Extract all lines that hold "icon" from the records below.

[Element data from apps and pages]
--

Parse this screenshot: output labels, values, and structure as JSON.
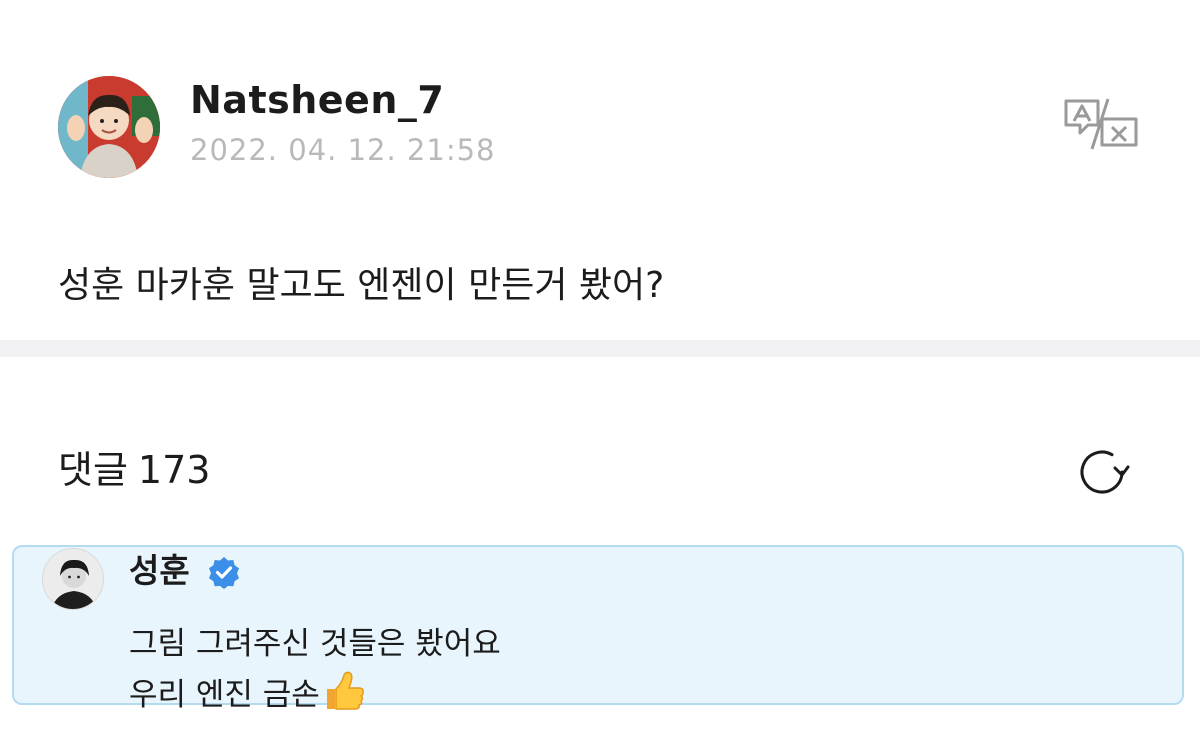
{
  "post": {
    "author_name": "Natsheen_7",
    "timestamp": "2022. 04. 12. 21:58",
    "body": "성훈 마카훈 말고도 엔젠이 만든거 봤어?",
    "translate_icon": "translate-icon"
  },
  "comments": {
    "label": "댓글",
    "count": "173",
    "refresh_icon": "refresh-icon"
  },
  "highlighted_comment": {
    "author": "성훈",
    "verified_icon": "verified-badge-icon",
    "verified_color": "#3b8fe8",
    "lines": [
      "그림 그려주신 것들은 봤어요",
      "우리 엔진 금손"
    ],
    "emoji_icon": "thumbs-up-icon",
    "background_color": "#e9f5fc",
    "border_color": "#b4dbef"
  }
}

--

Response for this exercise:
    "translate_icon": "translate-icon"
    "refresh_icon": "refresh-icon"
    "verified_icon": "verified-badge-icon",
    "emoji_icon": "thumbs-up-icon",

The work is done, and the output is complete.